    "bipartisan", he meant the same thing as Bush: whatever the Republicans want.

    The problem is that the House acted like (5.00 / 4) (#19)
    by Anne on Fri Feb 12, 2010 at 05:45:15 PM EST
    the independent body that it is and crafted health care and jobs legislation that was not what Obama wanted - with maybe the exception of Stupak, but Obama couldn't praise that without revealing himself to be the trending-to-anti-choice president many of us suspected he always was; unless I missed something, I didn't hear a peep of praise from Obama for what the House put together, no exhortations to the Senate to pattern their own bill on what the House had done.

    The Senate - thank you, Max Baucus - did exactly as it was instructed to do; on both health care and jobs, this is what Obama wanted.

    I hope the House continues to flip Obama the bird; if the Senate was smart, it would get reacquainted with its middle digit, wave it at Baucus and Obama and act independently as well.

    The House isn't perfect, but it's miles ahead of the Senate in hewing to its responsibility as an independent entity.

    political realities: me (none / 0) (#1)
    by cpinva on Fri Feb 12, 2010 at 02:22:01 PM EST
    when the parties in the legislature are more beholden to the corporations than to the people who actually voted them into office, you get legislation favorable to those corporations, not the voters.

    Even worse (none / 0) (#11)
    by mmc9431 on Fri Feb 12, 2010 at 04:26:37 PM EST
    I would even go a step further. I really don't think Obama would care if he lost reelection. He's shown no passion for the position. He can lose and still have the limelight.
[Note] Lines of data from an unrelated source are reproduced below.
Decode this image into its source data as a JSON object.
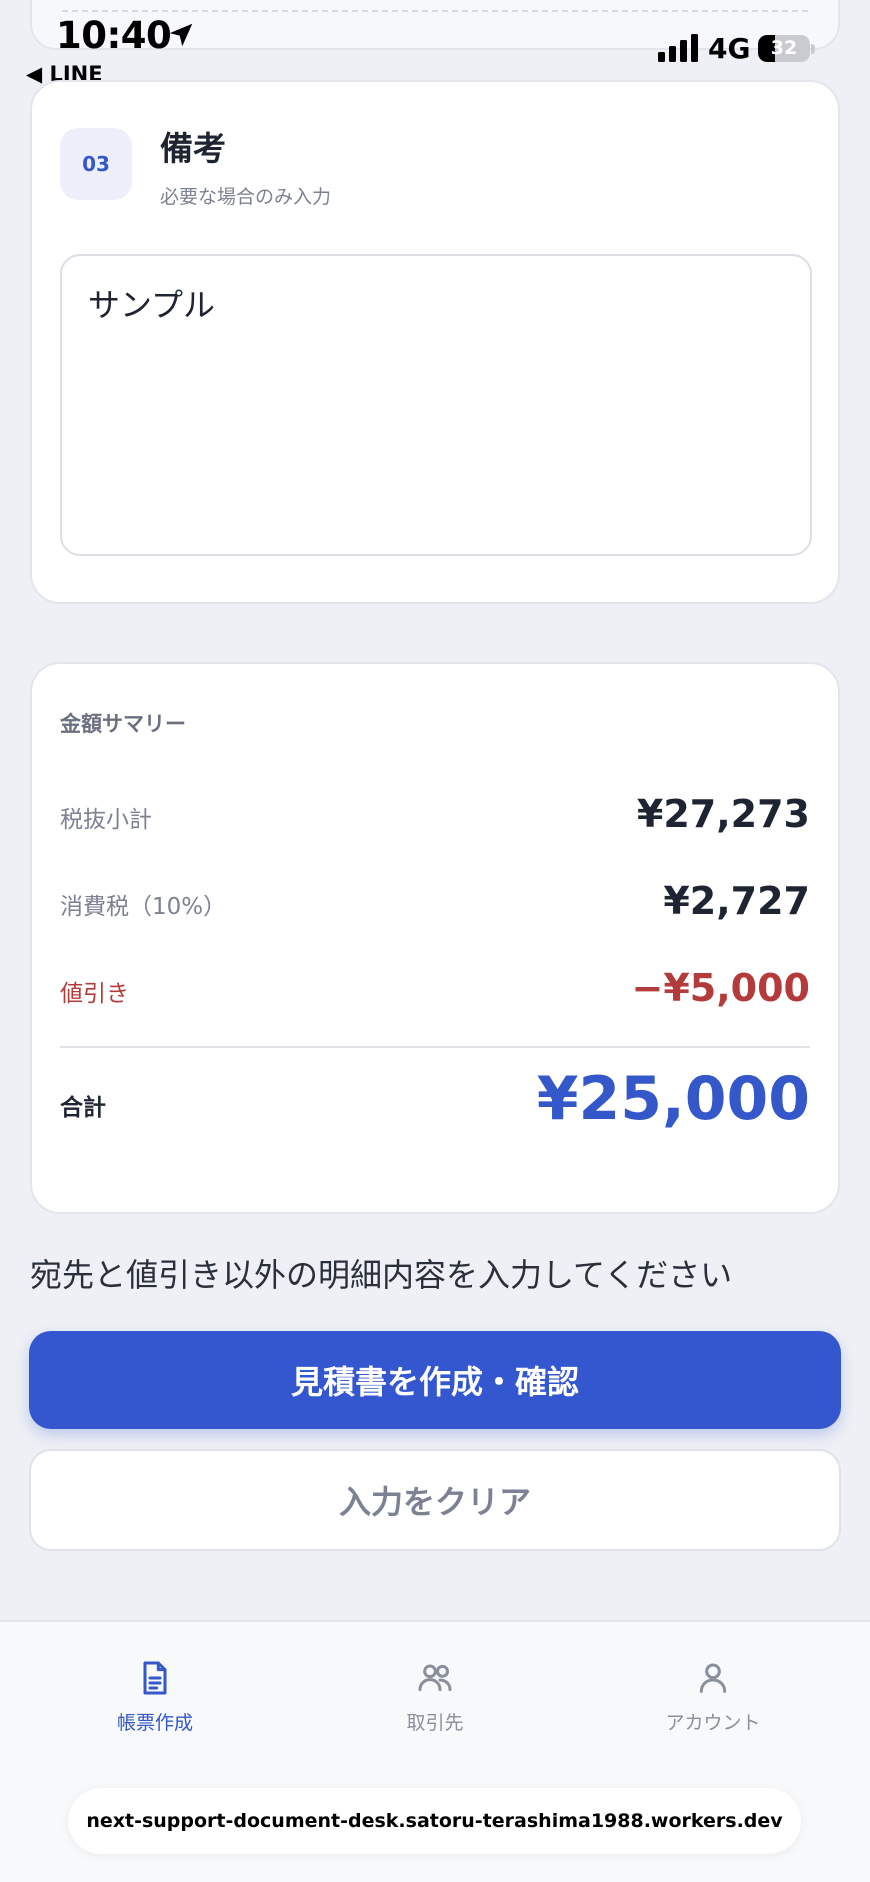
{
  "status_bar": {
    "time": "10:40",
    "back_app": "◀ LINE",
    "network": "4G",
    "battery": "32",
    "battery_level": 0.32
  },
  "notes": {
    "step": "03",
    "title": "備考",
    "subtitle": "必要な場合のみ入力",
    "value": "サンプル"
  },
  "summary": {
    "heading": "金額サマリー",
    "subtotal_label": "税抜小計",
    "subtotal_value": "¥27,273",
    "tax_label": "消費税（10%）",
    "tax_value": "¥2,727",
    "discount_label": "値引き",
    "discount_value": "−¥5,000",
    "total_label": "合計",
    "total_value": "¥25,000"
  },
  "helper_text": "宛先と値引き以外の明細内容を入力してください",
  "actions": {
    "primary_label": "見積書を作成・確認",
    "secondary_label": "入力をクリア"
  },
  "tabbar": {
    "items": [
      {
        "label": "帳票作成",
        "icon": "document-icon",
        "active": true
      },
      {
        "label": "取引先",
        "icon": "people-icon",
        "active": false
      },
      {
        "label": "アカウント",
        "icon": "person-icon",
        "active": false
      }
    ]
  },
  "browser": {
    "url": "next-support-document-desk.satoru-terashima1988.workers.dev"
  },
  "colors": {
    "accent": "#3457cf",
    "discount": "#b33b3b",
    "background": "#eef0f5"
  }
}
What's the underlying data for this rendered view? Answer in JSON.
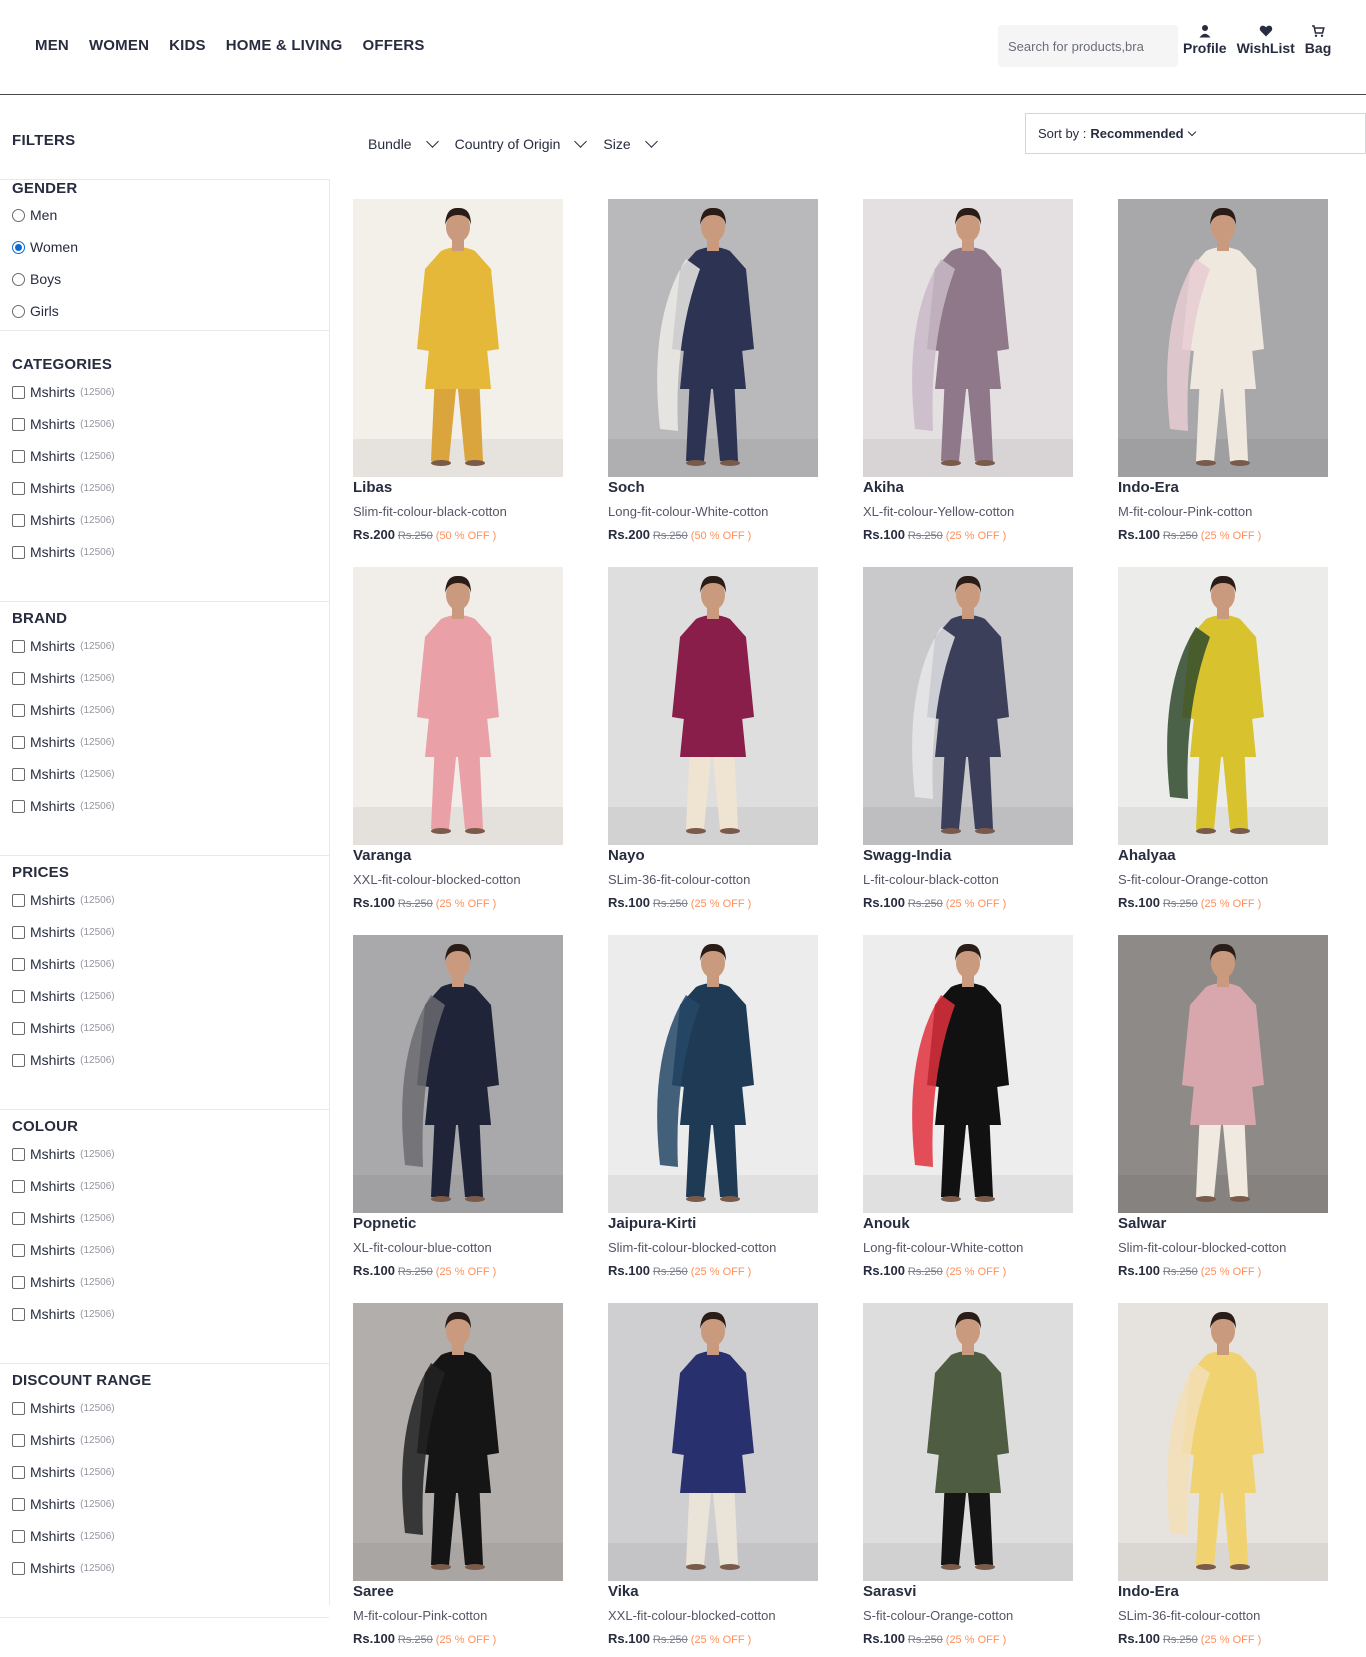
{
  "nav": {
    "items": [
      "MEN",
      "WOMEN",
      "KIDS",
      "HOME & LIVING",
      "OFFERS"
    ]
  },
  "search": {
    "placeholder": "Search for products,bra"
  },
  "header_actions": {
    "profile": "Profile",
    "wishlist": "WishList",
    "bag": "Bag"
  },
  "filters": {
    "title": "FILTERS",
    "chips": [
      "Bundle",
      "Country of Origin",
      "Size"
    ],
    "sort_prefix": "Sort by :",
    "sort_value": "Recommended"
  },
  "sidebar": {
    "gender": {
      "title": "GENDER",
      "options": [
        "Men",
        "Women",
        "Boys",
        "Girls"
      ],
      "selected": "Women"
    },
    "sections": [
      {
        "title": "CATEGORIES",
        "options": [
          {
            "label": "Mshirts",
            "count": "(12506)"
          },
          {
            "label": "Mshirts",
            "count": "(12506)"
          },
          {
            "label": "Mshirts",
            "count": "(12506)"
          },
          {
            "label": "Mshirts",
            "count": "(12506)"
          },
          {
            "label": "Mshirts",
            "count": "(12506)"
          },
          {
            "label": "Mshirts",
            "count": "(12506)"
          }
        ]
      },
      {
        "title": "BRAND",
        "options": [
          {
            "label": "Mshirts",
            "count": "(12506)"
          },
          {
            "label": "Mshirts",
            "count": "(12506)"
          },
          {
            "label": "Mshirts",
            "count": "(12506)"
          },
          {
            "label": "Mshirts",
            "count": "(12506)"
          },
          {
            "label": "Mshirts",
            "count": "(12506)"
          },
          {
            "label": "Mshirts",
            "count": "(12506)"
          }
        ]
      },
      {
        "title": "PRICES",
        "options": [
          {
            "label": "Mshirts",
            "count": "(12506)"
          },
          {
            "label": "Mshirts",
            "count": "(12506)"
          },
          {
            "label": "Mshirts",
            "count": "(12506)"
          },
          {
            "label": "Mshirts",
            "count": "(12506)"
          },
          {
            "label": "Mshirts",
            "count": "(12506)"
          },
          {
            "label": "Mshirts",
            "count": "(12506)"
          }
        ]
      },
      {
        "title": "COLOUR",
        "options": [
          {
            "label": "Mshirts",
            "count": "(12506)"
          },
          {
            "label": "Mshirts",
            "count": "(12506)"
          },
          {
            "label": "Mshirts",
            "count": "(12506)"
          },
          {
            "label": "Mshirts",
            "count": "(12506)"
          },
          {
            "label": "Mshirts",
            "count": "(12506)"
          },
          {
            "label": "Mshirts",
            "count": "(12506)"
          }
        ]
      },
      {
        "title": "DISCOUNT RANGE",
        "options": [
          {
            "label": "Mshirts",
            "count": "(12506)"
          },
          {
            "label": "Mshirts",
            "count": "(12506)"
          },
          {
            "label": "Mshirts",
            "count": "(12506)"
          },
          {
            "label": "Mshirts",
            "count": "(12506)"
          },
          {
            "label": "Mshirts",
            "count": "(12506)"
          },
          {
            "label": "Mshirts",
            "count": "(12506)"
          }
        ]
      }
    ]
  },
  "products": [
    {
      "brand": "Libas",
      "desc": "Slim-fit-colour-black-cotton",
      "price": "Rs.200",
      "mrp": "Rs.250",
      "off": "(50 % OFF )",
      "bg": "#f3efe9",
      "outfit": "#e6b83a",
      "bottom": "#d9a53c",
      "drape": ""
    },
    {
      "brand": "Soch",
      "desc": "Long-fit-colour-White-cotton",
      "price": "Rs.200",
      "mrp": "Rs.250",
      "off": "(50 % OFF )",
      "bg": "#b9b9bb",
      "outfit": "#2d3352",
      "bottom": "#2d3352",
      "drape": "#ecebe6"
    },
    {
      "brand": "Akiha",
      "desc": "XL-fit-colour-Yellow-cotton",
      "price": "Rs.100",
      "mrp": "Rs.250",
      "off": "(25 % OFF )",
      "bg": "#e4e0e2",
      "outfit": "#8e7889",
      "bottom": "#8e7889",
      "drape": "#c9b8c7"
    },
    {
      "brand": "Indo-Era",
      "desc": "M-fit-colour-Pink-cotton",
      "price": "Rs.100",
      "mrp": "Rs.250",
      "off": "(25 % OFF )",
      "bg": "#a8a8aa",
      "outfit": "#efe8de",
      "bottom": "#efe8de",
      "drape": "#e7cbd3"
    },
    {
      "brand": "Varanga",
      "desc": "XXL-fit-colour-blocked-cotton",
      "price": "Rs.100",
      "mrp": "Rs.250",
      "off": "(25 % OFF )",
      "bg": "#f1ede8",
      "outfit": "#e9a0a6",
      "bottom": "#e9a0a6",
      "drape": ""
    },
    {
      "brand": "Nayo",
      "desc": "SLim-36-fit-colour-cotton",
      "price": "Rs.100",
      "mrp": "Rs.250",
      "off": "(25 % OFF )",
      "bg": "#dedede",
      "outfit": "#8a1e4b",
      "bottom": "#efe3d1",
      "drape": ""
    },
    {
      "brand": "Swagg-India",
      "desc": "L-fit-colour-black-cotton",
      "price": "Rs.100",
      "mrp": "Rs.250",
      "off": "(25 % OFF )",
      "bg": "#c9c9cb",
      "outfit": "#3b3f5a",
      "bottom": "#3b3f5a",
      "drape": "#e8e8ea"
    },
    {
      "brand": "Ahalyaa",
      "desc": "S-fit-colour-Orange-cotton",
      "price": "Rs.100",
      "mrp": "Rs.250",
      "off": "(25 % OFF )",
      "bg": "#ececea",
      "outfit": "#d8c22e",
      "bottom": "#d8c22e",
      "drape": "#2f4a2c"
    },
    {
      "brand": "Popnetic",
      "desc": "XL-fit-colour-blue-cotton",
      "price": "Rs.100",
      "mrp": "Rs.250",
      "off": "(25 % OFF )",
      "bg": "#a9a9ab",
      "outfit": "#1f2439",
      "bottom": "#1f2439",
      "drape": "#6b6b70"
    },
    {
      "brand": "Jaipura-Kirti",
      "desc": "Slim-fit-colour-blocked-cotton",
      "price": "Rs.100",
      "mrp": "Rs.250",
      "off": "(25 % OFF )",
      "bg": "#ececec",
      "outfit": "#1e3a55",
      "bottom": "#1e3a55",
      "drape": "#264866"
    },
    {
      "brand": "Anouk",
      "desc": "Long-fit-colour-White-cotton",
      "price": "Rs.100",
      "mrp": "Rs.250",
      "off": "(25 % OFF )",
      "bg": "#ededed",
      "outfit": "#111111",
      "bottom": "#111111",
      "drape": "#e0303d"
    },
    {
      "brand": "Salwar",
      "desc": "Slim-fit-colour-blocked-cotton",
      "price": "Rs.100",
      "mrp": "Rs.250",
      "off": "(25 % OFF )",
      "bg": "#8d8a87",
      "outfit": "#d7a7ad",
      "bottom": "#efe9df",
      "drape": ""
    },
    {
      "brand": "Saree",
      "desc": "M-fit-colour-Pink-cotton",
      "price": "Rs.100",
      "mrp": "Rs.250",
      "off": "(25 % OFF )",
      "bg": "#b1aeab",
      "outfit": "#151515",
      "bottom": "#151515",
      "drape": "#222222"
    },
    {
      "brand": "Vika",
      "desc": "XXL-fit-colour-blocked-cotton",
      "price": "Rs.100",
      "mrp": "Rs.250",
      "off": "(25 % OFF )",
      "bg": "#cfcfd1",
      "outfit": "#28306e",
      "bottom": "#eae3d8",
      "drape": ""
    },
    {
      "brand": "Sarasvi",
      "desc": "S-fit-colour-Orange-cotton",
      "price": "Rs.100",
      "mrp": "Rs.250",
      "off": "(25 % OFF )",
      "bg": "#dddddd",
      "outfit": "#4e5c42",
      "bottom": "#151515",
      "drape": ""
    },
    {
      "brand": "Indo-Era",
      "desc": "SLim-36-fit-colour-cotton",
      "price": "Rs.100",
      "mrp": "Rs.250",
      "off": "(25 % OFF )",
      "bg": "#e6e3df",
      "outfit": "#f0d270",
      "bottom": "#f0d270",
      "drape": "#f3dfb6"
    }
  ]
}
That would suit him fine.

    And shame on the Democrats if they allow his grand plan to remake the party succeed.

    He already opened the door (none / 0) (#13)
    by observed on Fri Feb 12, 2010 at 04:37:03 PM EST
    to that recently, saying he's considering be a 1 term President, if that's what it takes to get his agenda passed snort.
    Personally, I'd be delighted if he pulled a Palin.

    link? (none / 0) (#21)
    by sj on Sat Feb 13, 2010 at 02:47:15 PM EST
    Granted I haven't been glued to my computer lately, but this is the first I've heard that.

    If it meant he wouldn't run for re-election I'd cheer, but I think he means that he wouldn't mind losing.  I understand that he didn't care for the nuts and bolts of being a legislator, which seems to be the primary theme of his professional life.  He likes pursuing positions, not performing them.